# Algebraic Thinking Helps When Building and Programming Your Robot

Algebra is one of the most important math skills you will need to do robotics. Algebra requires problem solving skills, which is essential to building robots. Algebra also involves identifying patterns, relationships, and functions between objects.

Even for children and robotics beginners, the basic concepts of algebra will be explored when building and programming a robot. For example, finding the patterns and relationships between speed and power, or wheel diameter and distance traveled are algebraic concepts.

These concepts will be explored more deeply as you advance in robotics.

# Programming A Robot Requires Mathematical Thinking

When it comes to programming a robot, math is once again front and center. Writing code takes logical thinking. You have to consider each step the robot needs to take to make something happen.

When writing code for your robot, you’re considering the input/output or cause/effect relationship between actions. And you do this all while considering the geometry and measurement concepts of your design.

While undergoing the programming process, you will have to debug your code and your thinking often.This is problem solving and algebra in action! As you work to make the robot do what it needs to do, you will change, tweak, and debug your code until it’s perfect.

This process can be frustrating, but it teaches other extremely important math concepts–making sense of problems and persevering to solve them. It’s common for people (both kids and adults) to feel a great sense of failure when they get a math problem incorrect. Sometimes this results in giving up.

When programming a robot, mistakes *are expected and necessary. *Even the most advanced programmers have to debug their code. When this is taught and understood when building and programming a robot, it is very empowering. Persevering to solve problems will serve both children and adults in their math encounters, and is a great life skill to have in general.

# Robotics Is A Great Way To Practice And Improve Math Skills

Math is essential for every step of building and programming a robot. The great thing about the relationship between robotics and math, is that these skills are necessary from beginner to advanced robotics.

This is good news, because even as a young child, robotics kits can help support math skills and understanding. When you start with a foundational understanding of math, it’s easy to build upon those concepts in the future. This will allow you to become better and better at building and programming robots.

Math is more than simply adding and subtracting, multiplying and dividing. Math is applicable in so many real life situations–including robotics! And practicing math skills while building a robot is definitely more engaging than doing problems from a worksheet or textbook.

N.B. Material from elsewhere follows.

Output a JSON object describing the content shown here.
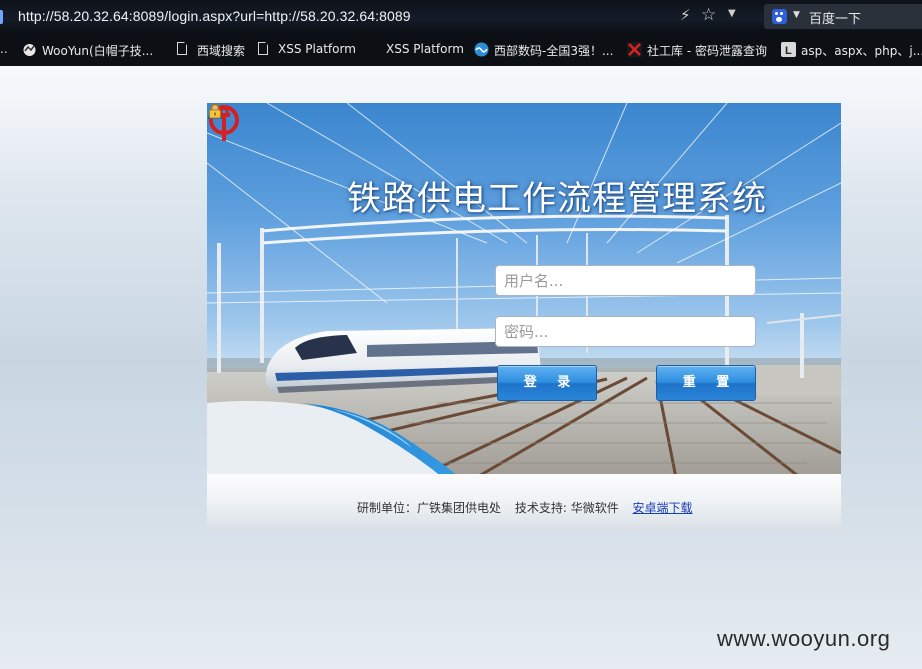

If you’re ready to explore the relationship between math and robotics, check out Zobotics Robot Kits. They are a great way to practice and improve math skills in a fun and engaging way!